What is capacity?
Capacity refers to a person’s “ability to understand, at the time a decision is to be made, the nature and consequences of the decision in the context of the available choices at that time (issue specific and time specific)”.
What this means in practice is that:
- Even though a person may lack capacity in respect of a decision on a particular matter at a particular time, this does not prevent him/her from being regarded as having capacity to make decisions on the same matter at another time. (Time Specific)
- The fact that a person lacks capacity to make a decision on a particular matter does not prevent him/her from being regarded as having capacity to make decisions on other matters. (Issue Specific)
- An unwise decision does not indicate a lack of capacity
- The fact that a person is able to retain information for short period only does not prevent him/her from being regarded as having capacity to make the decision.
Under the Act a person will be presumed to have capacity until proven otherwise.

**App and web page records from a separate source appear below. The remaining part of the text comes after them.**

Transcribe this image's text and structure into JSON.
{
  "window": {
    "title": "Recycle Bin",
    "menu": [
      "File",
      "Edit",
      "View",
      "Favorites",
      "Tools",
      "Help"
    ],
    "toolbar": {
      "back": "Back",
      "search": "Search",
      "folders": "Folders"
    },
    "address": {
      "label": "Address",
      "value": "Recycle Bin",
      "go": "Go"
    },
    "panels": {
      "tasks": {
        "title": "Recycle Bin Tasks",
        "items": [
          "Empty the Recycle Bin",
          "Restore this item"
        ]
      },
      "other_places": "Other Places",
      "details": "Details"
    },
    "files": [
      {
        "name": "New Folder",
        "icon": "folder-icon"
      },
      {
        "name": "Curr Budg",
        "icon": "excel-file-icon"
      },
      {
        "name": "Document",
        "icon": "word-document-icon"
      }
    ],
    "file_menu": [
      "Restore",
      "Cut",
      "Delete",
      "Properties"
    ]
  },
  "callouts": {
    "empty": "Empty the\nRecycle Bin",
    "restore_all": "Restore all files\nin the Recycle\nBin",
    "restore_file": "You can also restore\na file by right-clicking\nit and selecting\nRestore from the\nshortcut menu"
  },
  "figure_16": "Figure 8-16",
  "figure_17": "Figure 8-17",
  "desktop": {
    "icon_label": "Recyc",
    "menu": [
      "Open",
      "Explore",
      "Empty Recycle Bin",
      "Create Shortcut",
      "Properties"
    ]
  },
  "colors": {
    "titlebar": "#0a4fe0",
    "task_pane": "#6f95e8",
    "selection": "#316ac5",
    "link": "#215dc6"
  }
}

There is a legal duty on healthcare professionals to provide information in an accessible way that is tailored to the needs of the individual in order to support them in making a decision.
How to assess capacity
A person lacks capacity to make a decision if he/she is unable to:
- Understand information relevant to it
- Retain it for long enough to make a voluntary choice
- Use it or weigh it as part of the decision making process
- Communicate the decision by whatever means
An example of how to establish the person’s understanding of the decision they are being faced with is as follows:
Ask: “Tell me what your understanding about X (particular issue), and the decision you are being asked to make about it?”
Listen: to the words, the feelings and watch the body language
Explain: “Would you like me to explain X again to you?” (explain, inform, clarify)
Check understanding: paraphrase, summarise, reflect back to check understanding & information retention
Tell me: “Tell me what is your understanding now about X?” (listen again)
When assessing capacity it is important to:
- Establish if the person has a reasonable understanding of possible foreseeable consequences
- Ensure the person has voluntary choice and the ability to weigh up the information and options
- Clarify, with the person, if there is anyone influencing their decision